START Supplied data

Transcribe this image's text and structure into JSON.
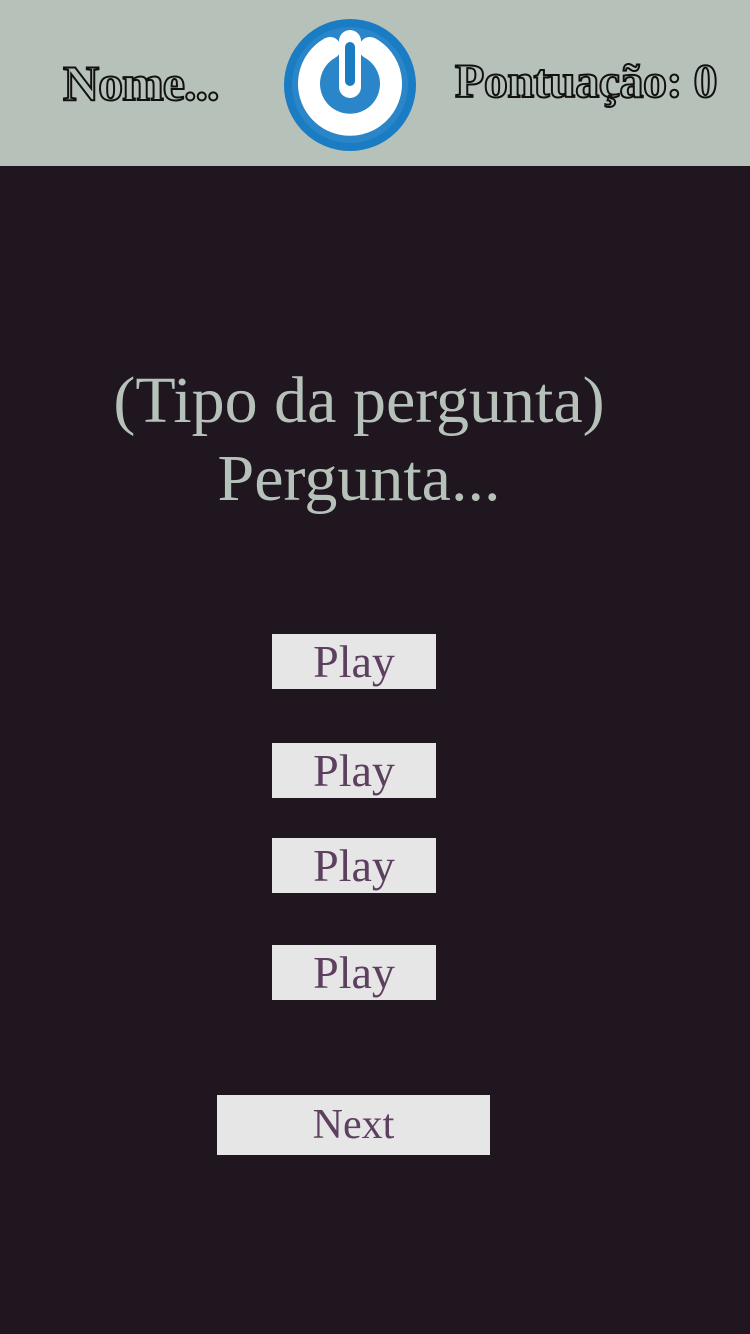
{
  "header": {
    "player_name": "Nome...",
    "score_text": "Pontuação: 0",
    "logo_icon": "power-icon",
    "colors": {
      "background": "#b6c2b9",
      "logo_ring": "#1a7cc3"
    }
  },
  "question": {
    "type_label": "(Tipo da pergunta)",
    "text": "Pergunta..."
  },
  "answers": [
    {
      "label": "Play"
    },
    {
      "label": "Play"
    },
    {
      "label": "Play"
    },
    {
      "label": "Play"
    }
  ],
  "next_label": "Next",
  "colors": {
    "page_background": "#1f161f",
    "button_background": "#e6e6e6",
    "button_text": "#5d3f5f",
    "question_text": "#b6c2b9"
  }
}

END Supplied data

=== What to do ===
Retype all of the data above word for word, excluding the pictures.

=== Answer to this problem ===
Transcribe this image's text and structure into JSON.
{
  "header": {
    "player_name": "Nome...",
    "score_text": "Pontuação: 0",
    "logo_icon": "power-icon",
    "colors": {
      "background": "#b6c2b9",
      "logo_ring": "#1a7cc3"
    }
  },
  "question": {
    "type_label": "(Tipo da pergunta)",
    "text": "Pergunta..."
  },
  "answers": [
    {
      "label": "Play"
    },
    {
      "label": "Play"
    },
    {
      "label": "Play"
    },
    {
      "label": "Play"
    }
  ],
  "next_label": "Next",
  "colors": {
    "page_background": "#1f161f",
    "button_background": "#e6e6e6",
    "button_text": "#5d3f5f",
    "question_text": "#b6c2b9"
  }
}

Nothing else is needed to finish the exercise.